(Entries from a dataset of interfaces)
▬▬▬▬▬▬

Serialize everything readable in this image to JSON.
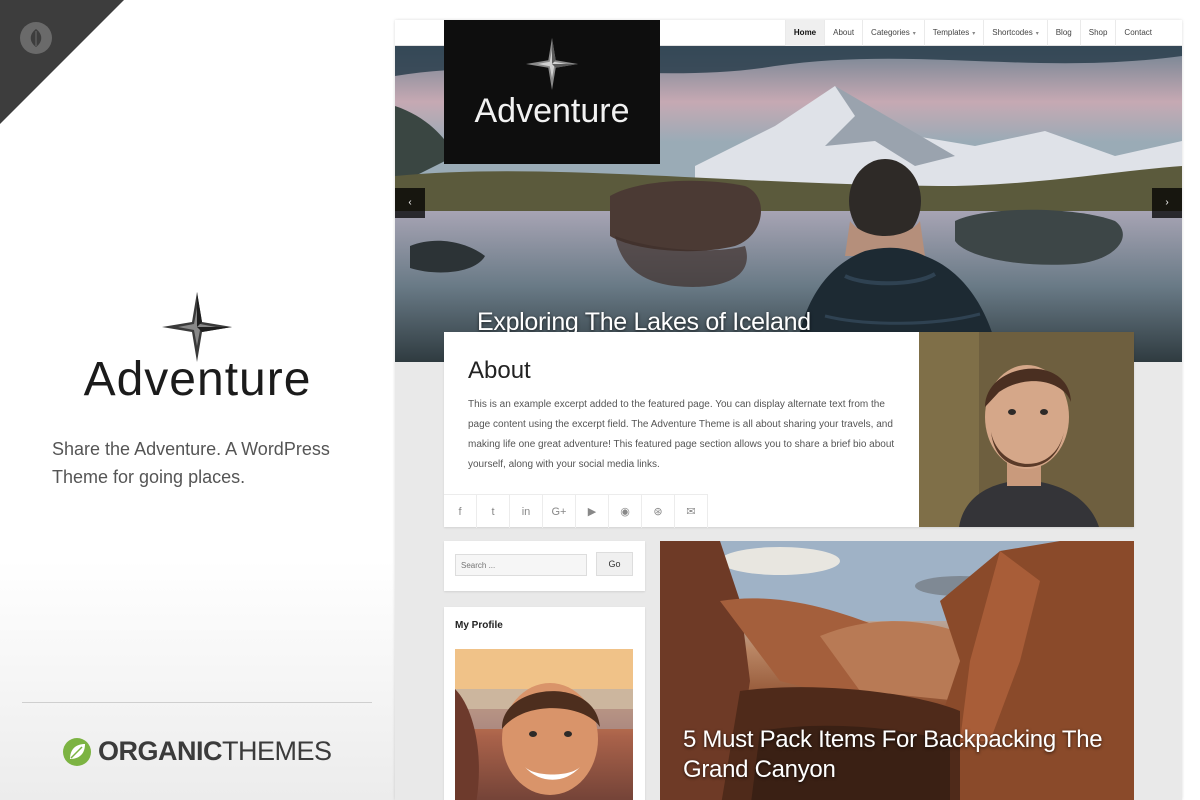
{
  "promo": {
    "title": "Adventure",
    "tagline": "Share the Adventure. A WordPress Theme for going places.",
    "brand_bold": "ORGANIC",
    "brand_light": "THEMES"
  },
  "site": {
    "logo_title": "Adventure",
    "nav": [
      {
        "label": "Home",
        "active": true
      },
      {
        "label": "About"
      },
      {
        "label": "Categories",
        "dropdown": true
      },
      {
        "label": "Templates",
        "dropdown": true
      },
      {
        "label": "Shortcodes",
        "dropdown": true
      },
      {
        "label": "Blog"
      },
      {
        "label": "Shop"
      },
      {
        "label": "Contact"
      }
    ],
    "hero": {
      "caption": "Exploring The Lakes of Iceland",
      "prev_icon": "‹",
      "next_icon": "›"
    },
    "about": {
      "title": "About",
      "text": "This is an example excerpt added to the featured page. You can display alternate text from the page content using the excerpt field. The Adventure Theme is all about sharing your travels, and making life one great adventure! This featured page section allows you to share a brief bio about yourself, along with your social media links.",
      "social": [
        {
          "name": "facebook-icon",
          "glyph": "f"
        },
        {
          "name": "twitter-icon",
          "glyph": "t"
        },
        {
          "name": "linkedin-icon",
          "glyph": "in"
        },
        {
          "name": "google-plus-icon",
          "glyph": "G+"
        },
        {
          "name": "youtube-icon",
          "glyph": "▶"
        },
        {
          "name": "github-icon",
          "glyph": "◉"
        },
        {
          "name": "dribbble-icon",
          "glyph": "⊛"
        },
        {
          "name": "email-icon",
          "glyph": "✉"
        }
      ]
    },
    "search": {
      "placeholder": "Search ...",
      "button": "Go"
    },
    "profile": {
      "title": "My Profile"
    },
    "feature_post": {
      "title": "5 Must Pack Items For Backpacking The Grand Canyon"
    }
  },
  "colors": {
    "logo_bg": "#0e0e0e",
    "corner": "#3d3d3d",
    "brand_leaf": "#7cb342"
  }
}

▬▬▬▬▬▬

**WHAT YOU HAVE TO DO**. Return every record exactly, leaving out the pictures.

**WRITTEN REPLY**.
Serialize everything readable in this image to JSON.
{
  "promo": {
    "title": "Adventure",
    "tagline": "Share the Adventure. A WordPress Theme for going places.",
    "brand_bold": "ORGANIC",
    "brand_light": "THEMES"
  },
  "site": {
    "logo_title": "Adventure",
    "nav": [
      {
        "label": "Home",
        "active": true
      },
      {
        "label": "About"
      },
      {
        "label": "Categories",
        "dropdown": true
      },
      {
        "label": "Templates",
        "dropdown": true
      },
      {
        "label": "Shortcodes",
        "dropdown": true
      },
      {
        "label": "Blog"
      },
      {
        "label": "Shop"
      },
      {
        "label": "Contact"
      }
    ],
    "hero": {
      "caption": "Exploring The Lakes of Iceland",
      "prev_icon": "‹",
      "next_icon": "›"
    },
    "about": {
      "title": "About",
      "text": "This is an example excerpt added to the featured page. You can display alternate text from the page content using the excerpt field. The Adventure Theme is all about sharing your travels, and making life one great adventure! This featured page section allows you to share a brief bio about yourself, along with your social media links.",
      "social": [
        {
          "name": "facebook-icon",
          "glyph": "f"
        },
        {
          "name": "twitter-icon",
          "glyph": "t"
        },
        {
          "name": "linkedin-icon",
          "glyph": "in"
        },
        {
          "name": "google-plus-icon",
          "glyph": "G+"
        },
        {
          "name": "youtube-icon",
          "glyph": "▶"
        },
        {
          "name": "github-icon",
          "glyph": "◉"
        },
        {
          "name": "dribbble-icon",
          "glyph": "⊛"
        },
        {
          "name": "email-icon",
          "glyph": "✉"
        }
      ]
    },
    "search": {
      "placeholder": "Search ...",
      "button": "Go"
    },
    "profile": {
      "title": "My Profile"
    },
    "feature_post": {
      "title": "5 Must Pack Items For Backpacking The Grand Canyon"
    }
  },
  "colors": {
    "logo_bg": "#0e0e0e",
    "corner": "#3d3d3d",
    "brand_leaf": "#7cb342"
  }
}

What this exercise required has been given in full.